Within the material below, find each line bearing the word "deserve" and present it.

** RECORDS PROVIDED follows **

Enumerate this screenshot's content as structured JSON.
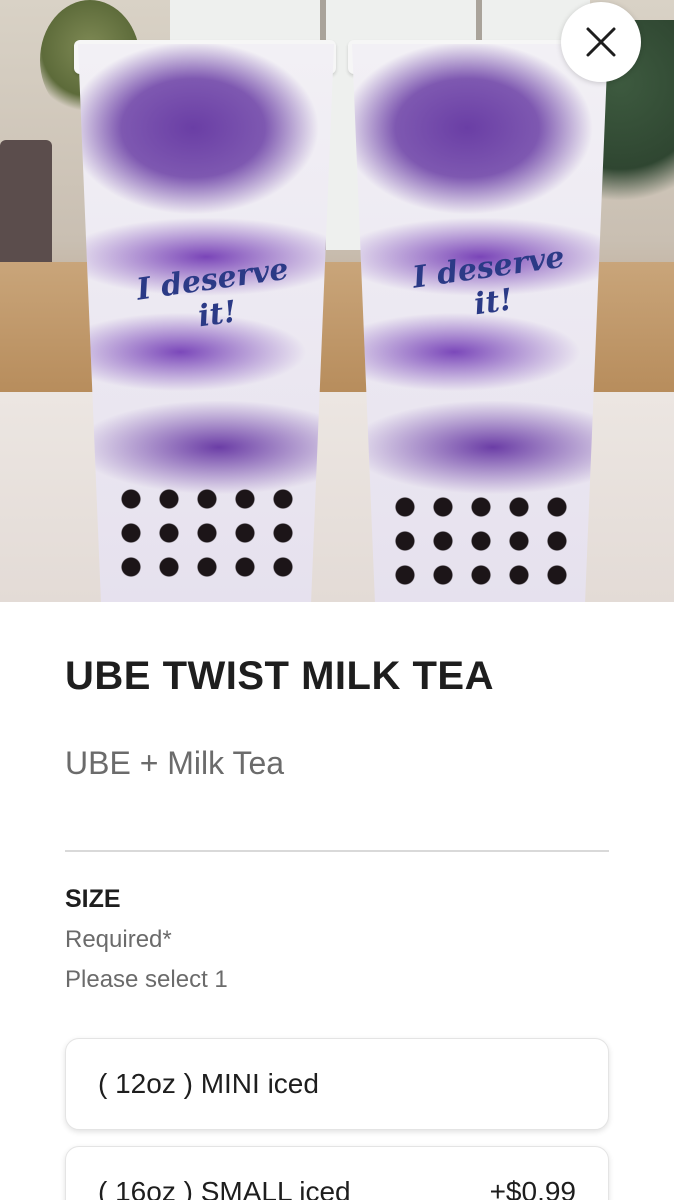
{
  "item": {
    "name": "UBE TWIST MILK TEA",
    "description": "UBE + Milk Tea"
  },
  "hero_image": {
    "cup_text_left": "I deserve it!",
    "cup_text_right": "I deserve it!"
  },
  "size_section": {
    "heading": "SIZE",
    "required": "Required*",
    "instruction": "Please select 1",
    "options": [
      {
        "label": "( 12oz ) MINI iced",
        "price": ""
      },
      {
        "label": "( 16oz ) SMALL iced",
        "price": "+$0.99"
      }
    ]
  },
  "icons": {
    "close": "close-icon"
  }
}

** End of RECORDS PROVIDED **

RESPONSE.
    "cup_text_left": "I deserve it!",
    "cup_text_right": "I deserve it!"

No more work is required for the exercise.